Playing pool with Noa had me laughing. How I wanted to build a time machine to torture the city planners that drew up the city grid in Paris. The streets, pathways, etc; right angles don’t seem to be in style in France. Ha! The French look at streets the way I view traffic on the 405: All common sense seems to be of another language that I don’t care to translate for anyone. The fine dining was worth the flight alone. I missed the smell of the fresh bakery in the mornings – just about 60 feet from my bed. The black olive and chocolate baguettes I ate for breakfast – and purchased throughout the day make me happy just thinking about them. How I envisioned myself actually living in France because I was so surprised at how much fun I had. In my experience, French people aren’t rude. The women were nice to me.

The home-cooked meal with Nina and her hilarious mother…so much laughter in one night. The view from her balcony of those glorious mountain ranges and how she wanted me to return to hike the “authentic” mountains together; that was classic. How Nina and I sped through Salzburg singing rock music together. The cold I caught on my first night in Paris because I was too stubborn – until it was too late – to admit the rain was too much to tackle. How I fell asleep on the two-hour flight from Paris to Berlin. I remember taking off and landing; that was a two-hour nap that I don’t think will ever happen again.

How stunning Salzburg is; it’s very underrated. Mile-for-mile it may be the world champion of effortless beauty within the confines of a city. I could make a case for it against any place on the planet. The strange aura I felt while in Berlin. That’s a compliment, make no mistake. I was there and it felt like New York City – and it was my first time visiting. Everywhere felt like a NYC neighborhood with the only exception being a few more people spoke German. I will never forgive Berlin for trying to kill me every night. Ha!

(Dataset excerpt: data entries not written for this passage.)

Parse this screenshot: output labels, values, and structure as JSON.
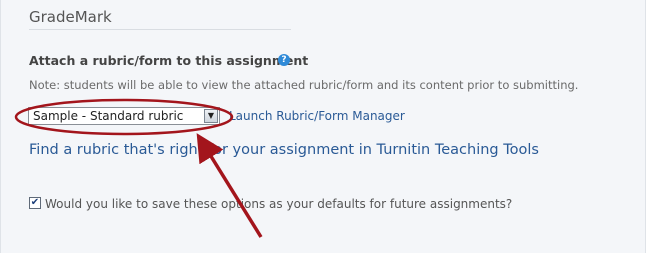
{
  "section": {
    "title": "GradeMark"
  },
  "rubric": {
    "heading": "Attach a rubric/form to this assignment",
    "help_icon": "?",
    "note": "Note: students will be able to view the attached rubric/form and its content prior to submitting.",
    "selected_value": "Sample - Standard rubric",
    "dropdown_arrow": "▼",
    "launch_link": "Launch Rubric/Form Manager",
    "find_link": "Find a rubric that's right for your assignment in Turnitin Teaching Tools"
  },
  "defaults": {
    "checked": true,
    "check_mark": "✔",
    "label": "Would you like to save these options as your defaults for future assignments?"
  },
  "annotation": {
    "color": "#a3151c"
  }
}
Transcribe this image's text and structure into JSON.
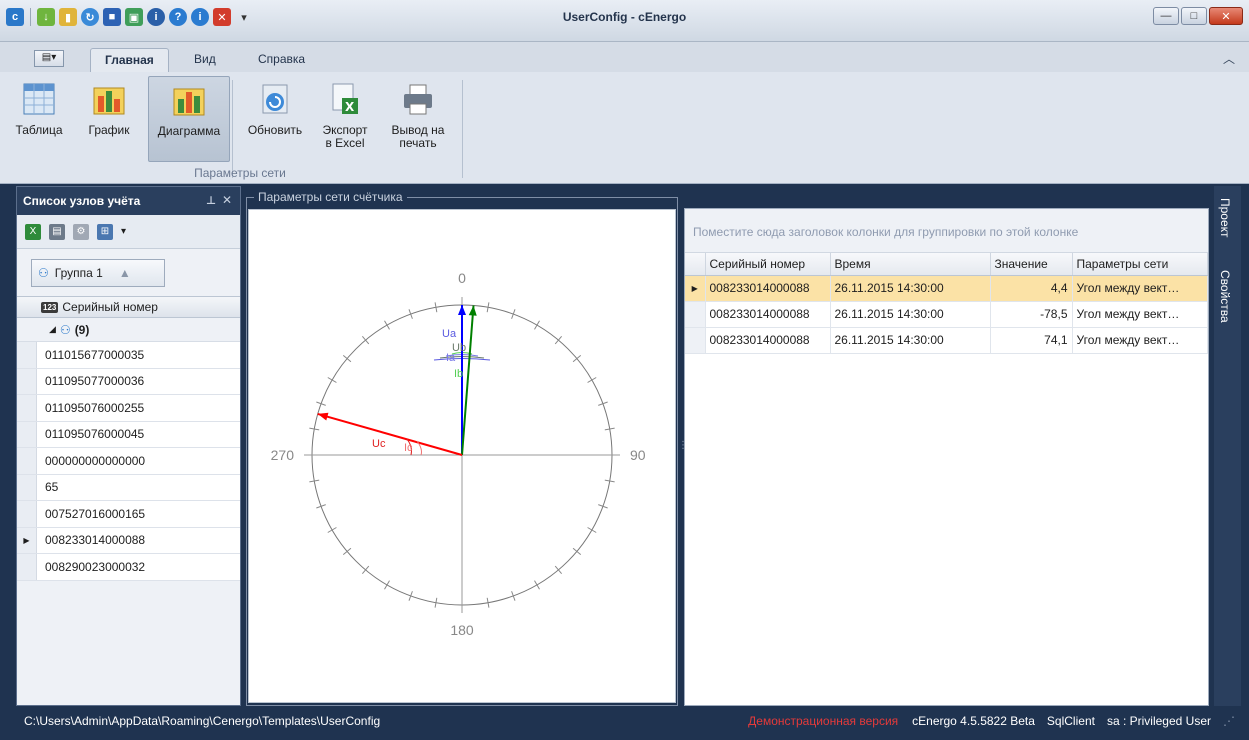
{
  "window": {
    "title": "UserConfig - cEnergo"
  },
  "ribbon_tabs": [
    {
      "label": "Главная",
      "active": true
    },
    {
      "label": "Вид",
      "active": false
    },
    {
      "label": "Справка",
      "active": false
    }
  ],
  "ribbon": {
    "buttons": [
      {
        "label": "Таблица",
        "icon": "table-icon"
      },
      {
        "label": "График",
        "icon": "bar-chart-icon"
      },
      {
        "label": "Диаграмма",
        "icon": "diagram-icon",
        "selected": true
      },
      {
        "label": "Обновить",
        "icon": "refresh-icon"
      },
      {
        "label": "Экспорт в Excel",
        "line1": "Экспорт",
        "line2": "в Excel",
        "icon": "excel-export-icon"
      },
      {
        "label": "Вывод на печать",
        "line1": "Вывод на",
        "line2": "печать",
        "icon": "printer-icon"
      }
    ],
    "group_caption": "Параметры сети"
  },
  "left_panel": {
    "title": "Список узлов учёта",
    "group_chip": "Группа 1",
    "column": "Серийный номер",
    "group_row": "(9)",
    "rows": [
      "011015677000035",
      "011095077000036",
      "011095076000255",
      "011095076000045",
      "000000000000000",
      "65",
      "007527016000165",
      "008233014000088",
      "008290023000032"
    ],
    "selected_index": 7
  },
  "center": {
    "title": "Параметры сети счётчика"
  },
  "chart_data": {
    "type": "polar-vector",
    "angle_labels": [
      "0",
      "90",
      "180",
      "270"
    ],
    "vectors": [
      {
        "name": "Ua",
        "angle_deg": 0,
        "magnitude": 1.0,
        "color": "#0000ff"
      },
      {
        "name": "Ub",
        "angle_deg": 4.4,
        "magnitude": 1.0,
        "color": "#008000"
      },
      {
        "name": "Uc",
        "angle_deg": -74.1,
        "magnitude": 1.0,
        "color": "#ff0000"
      }
    ],
    "arc_labels": [
      {
        "text": "Ua",
        "color": "#5a5ae0"
      },
      {
        "text": "Ub",
        "color": "#6a7a6a"
      },
      {
        "text": "Ia",
        "color": "#7a7ae8"
      },
      {
        "text": "Ib",
        "color": "#55d055"
      },
      {
        "text": "Uc",
        "color": "#e02020"
      },
      {
        "text": "Ic",
        "color": "#f07070"
      }
    ]
  },
  "right_grid": {
    "group_hint": "Поместите сюда заголовок колонки для группировки по этой колонке",
    "columns": [
      "Серийный номер",
      "Время",
      "Значение",
      "Параметры сети"
    ],
    "rows": [
      [
        "008233014000088",
        "26.11.2015 14:30:00",
        "4,4",
        "Угол между вект…"
      ],
      [
        "008233014000088",
        "26.11.2015 14:30:00",
        "-78,5",
        "Угол между вект…"
      ],
      [
        "008233014000088",
        "26.11.2015 14:30:00",
        "74,1",
        "Угол между вект…"
      ]
    ],
    "selected_index": 0
  },
  "right_dock": {
    "tabs": [
      "Проект",
      "Свойства"
    ]
  },
  "status": {
    "path": "C:\\Users\\Admin\\AppData\\Roaming\\Cenergo\\Templates\\UserConfig",
    "demo": "Демонстрационная версия",
    "version": "cEnergo 4.5.5822 Beta",
    "client": "SqlClient",
    "user": "sa : Privileged User"
  }
}
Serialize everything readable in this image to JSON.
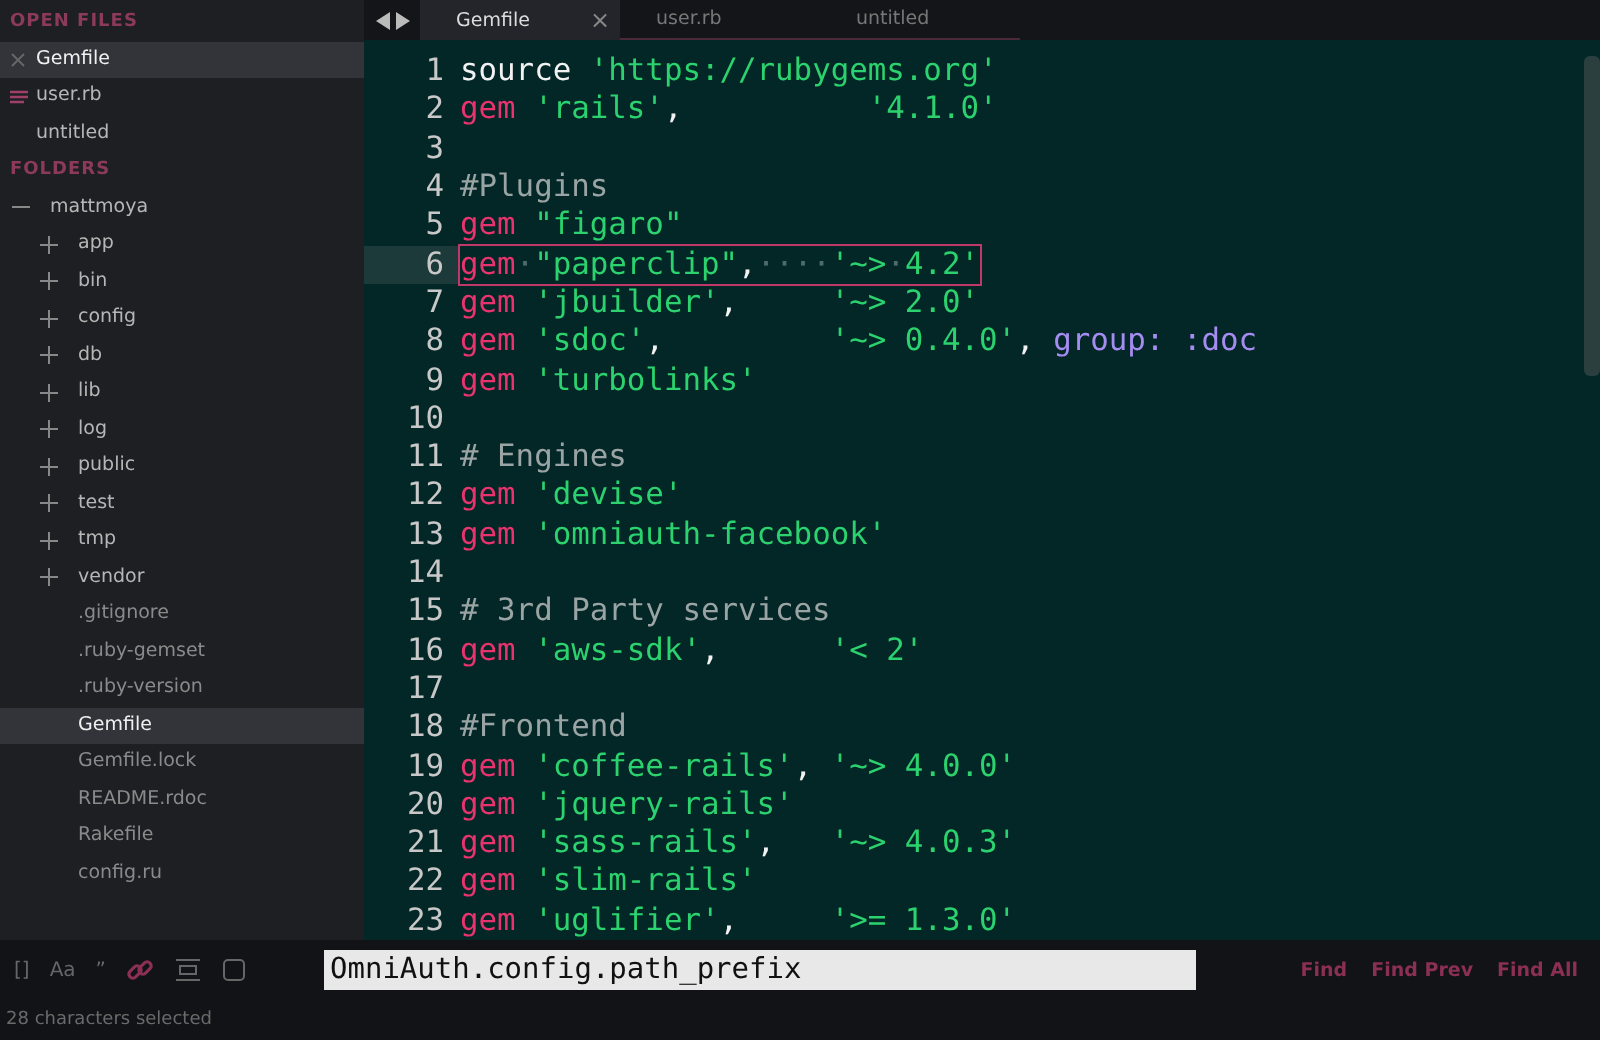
{
  "sidebar": {
    "open_files_header": "OPEN FILES",
    "open_files": [
      {
        "label": "Gemfile",
        "selected": true,
        "modified": false
      },
      {
        "label": "user.rb",
        "selected": false,
        "modified": true
      },
      {
        "label": "untitled",
        "selected": false,
        "modified": false
      }
    ],
    "folders_header": "FOLDERS",
    "tree": [
      {
        "label": "mattmoya",
        "kind": "folder",
        "expanded": true,
        "selected": false,
        "children": [
          {
            "label": "app",
            "kind": "folder",
            "expanded": false,
            "selected": false
          },
          {
            "label": "bin",
            "kind": "folder",
            "expanded": false,
            "selected": false
          },
          {
            "label": "config",
            "kind": "folder",
            "expanded": false,
            "selected": false
          },
          {
            "label": "db",
            "kind": "folder",
            "expanded": false,
            "selected": false
          },
          {
            "label": "lib",
            "kind": "folder",
            "expanded": false,
            "selected": false
          },
          {
            "label": "log",
            "kind": "folder",
            "expanded": false,
            "selected": false
          },
          {
            "label": "public",
            "kind": "folder",
            "expanded": false,
            "selected": false
          },
          {
            "label": "test",
            "kind": "folder",
            "expanded": false,
            "selected": false
          },
          {
            "label": "tmp",
            "kind": "folder",
            "expanded": false,
            "selected": false
          },
          {
            "label": "vendor",
            "kind": "folder",
            "expanded": false,
            "selected": false
          },
          {
            "label": ".gitignore",
            "kind": "file",
            "selected": false
          },
          {
            "label": ".ruby-gemset",
            "kind": "file",
            "selected": false
          },
          {
            "label": ".ruby-version",
            "kind": "file",
            "selected": false
          },
          {
            "label": "Gemfile",
            "kind": "file",
            "selected": true
          },
          {
            "label": "Gemfile.lock",
            "kind": "file",
            "selected": false
          },
          {
            "label": "README.rdoc",
            "kind": "file",
            "selected": false
          },
          {
            "label": "Rakefile",
            "kind": "file",
            "selected": false
          },
          {
            "label": "config.ru",
            "kind": "file",
            "selected": false
          }
        ]
      }
    ]
  },
  "tabs": [
    {
      "label": "Gemfile",
      "selected": true,
      "close": "×"
    },
    {
      "label": "user.rb",
      "selected": false
    },
    {
      "label": "untitled",
      "selected": false
    }
  ],
  "editor": {
    "lines": [
      {
        "number": "1",
        "tokens": [
          {
            "kind": "plain",
            "text": "source"
          },
          {
            "kind": "string",
            "text": " 'https://rubygems.org'"
          }
        ]
      },
      {
        "number": "2",
        "tokens": [
          {
            "kind": "keyword",
            "text": "gem"
          },
          {
            "kind": "string",
            "text": " 'rails'"
          },
          {
            "kind": "plain",
            "text": ",          "
          },
          {
            "kind": "string",
            "text": "'4.1.0'"
          }
        ]
      },
      {
        "number": "3"
      },
      {
        "number": "4",
        "tokens": [
          {
            "kind": "comment",
            "text": "#Plugins"
          }
        ]
      },
      {
        "number": "5",
        "tokens": [
          {
            "kind": "keyword",
            "text": "gem"
          },
          {
            "kind": "string",
            "text": " \"figaro\""
          }
        ]
      },
      {
        "number": "6",
        "current": true,
        "match": true,
        "tokens": [
          {
            "kind": "keyword",
            "text": "gem"
          },
          {
            "kind": "space",
            "text": "·"
          },
          {
            "kind": "string",
            "text": "\"paperclip\""
          },
          {
            "kind": "plain",
            "text": ","
          },
          {
            "kind": "space",
            "text": "····"
          },
          {
            "kind": "string",
            "text": "'~>"
          },
          {
            "kind": "space",
            "text": "·"
          },
          {
            "kind": "string",
            "text": "4.2'"
          }
        ]
      },
      {
        "number": "7",
        "tokens": [
          {
            "kind": "keyword",
            "text": "gem"
          },
          {
            "kind": "string",
            "text": " 'jbuilder'"
          },
          {
            "kind": "plain",
            "text": ",     "
          },
          {
            "kind": "string",
            "text": "'~> 2.0'"
          }
        ]
      },
      {
        "number": "8",
        "tokens": [
          {
            "kind": "keyword",
            "text": "gem"
          },
          {
            "kind": "string",
            "text": " 'sdoc'"
          },
          {
            "kind": "plain",
            "text": ",         "
          },
          {
            "kind": "string",
            "text": "'~> 0.4.0'"
          },
          {
            "kind": "plain",
            "text": ", "
          },
          {
            "kind": "symbol",
            "text": "group: :doc"
          }
        ]
      },
      {
        "number": "9",
        "tokens": [
          {
            "kind": "keyword",
            "text": "gem"
          },
          {
            "kind": "string",
            "text": " 'turbolinks'"
          }
        ]
      },
      {
        "number": "10"
      },
      {
        "number": "11",
        "tokens": [
          {
            "kind": "comment",
            "text": "# Engines"
          }
        ]
      },
      {
        "number": "12",
        "tokens": [
          {
            "kind": "keyword",
            "text": "gem"
          },
          {
            "kind": "string",
            "text": " 'devise'"
          }
        ]
      },
      {
        "number": "13",
        "tokens": [
          {
            "kind": "keyword",
            "text": "gem"
          },
          {
            "kind": "string",
            "text": " 'omniauth-facebook'"
          }
        ]
      },
      {
        "number": "14"
      },
      {
        "number": "15",
        "tokens": [
          {
            "kind": "comment",
            "text": "# 3rd Party services"
          }
        ]
      },
      {
        "number": "16",
        "tokens": [
          {
            "kind": "keyword",
            "text": "gem"
          },
          {
            "kind": "string",
            "text": " 'aws-sdk'"
          },
          {
            "kind": "plain",
            "text": ",      "
          },
          {
            "kind": "string",
            "text": "'< 2'"
          }
        ]
      },
      {
        "number": "17"
      },
      {
        "number": "18",
        "tokens": [
          {
            "kind": "comment",
            "text": "#Frontend"
          }
        ]
      },
      {
        "number": "19",
        "tokens": [
          {
            "kind": "keyword",
            "text": "gem"
          },
          {
            "kind": "string",
            "text": " 'coffee-rails'"
          },
          {
            "kind": "plain",
            "text": ", "
          },
          {
            "kind": "string",
            "text": "'~> 4.0.0'"
          }
        ]
      },
      {
        "number": "20",
        "tokens": [
          {
            "kind": "keyword",
            "text": "gem"
          },
          {
            "kind": "string",
            "text": " 'jquery-rails'"
          }
        ]
      },
      {
        "number": "21",
        "tokens": [
          {
            "kind": "keyword",
            "text": "gem"
          },
          {
            "kind": "string",
            "text": " 'sass-rails'"
          },
          {
            "kind": "plain",
            "text": ",   "
          },
          {
            "kind": "string",
            "text": "'~> 4.0.3'"
          }
        ]
      },
      {
        "number": "22",
        "tokens": [
          {
            "kind": "keyword",
            "text": "gem"
          },
          {
            "kind": "string",
            "text": " 'slim-rails'"
          }
        ]
      },
      {
        "number": "23",
        "tokens": [
          {
            "kind": "keyword",
            "text": "gem"
          },
          {
            "kind": "string",
            "text": " 'uglifier'"
          },
          {
            "kind": "plain",
            "text": ",     "
          },
          {
            "kind": "string",
            "text": "'>= 1.3.0'"
          }
        ]
      }
    ]
  },
  "find_panel": {
    "options": [
      {
        "kind": "regex",
        "label": "[]",
        "on": false
      },
      {
        "kind": "case",
        "label": "Aa",
        "on": false
      },
      {
        "kind": "word",
        "label": "”",
        "on": false
      },
      {
        "kind": "wrap",
        "on": true
      },
      {
        "kind": "selection",
        "on": false
      },
      {
        "kind": "highlight",
        "on": false
      }
    ],
    "value": "OmniAuth.config.path_prefix",
    "buttons": [
      "Find",
      "Find Prev",
      "Find All"
    ]
  },
  "status_bar": {
    "text": "28 characters selected"
  }
}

I can’t wait to land in a few hours to roam the streets of London again.

Travel Diaries
Part 1: France
Part 2: New York City (JFK)
Part 3: Berlin
Part 4: Salzburg Airport
Part 5: La Parrilla Steak Restaurant
Part 6: Salzburg Airport (Departure)
Part 7: Hostel
Part 8: Berlin Wall
Part 9: Somewhere in Kensington
Part 10: Memorial to the Murdered Jews of Europe
Part 11: Strausbourg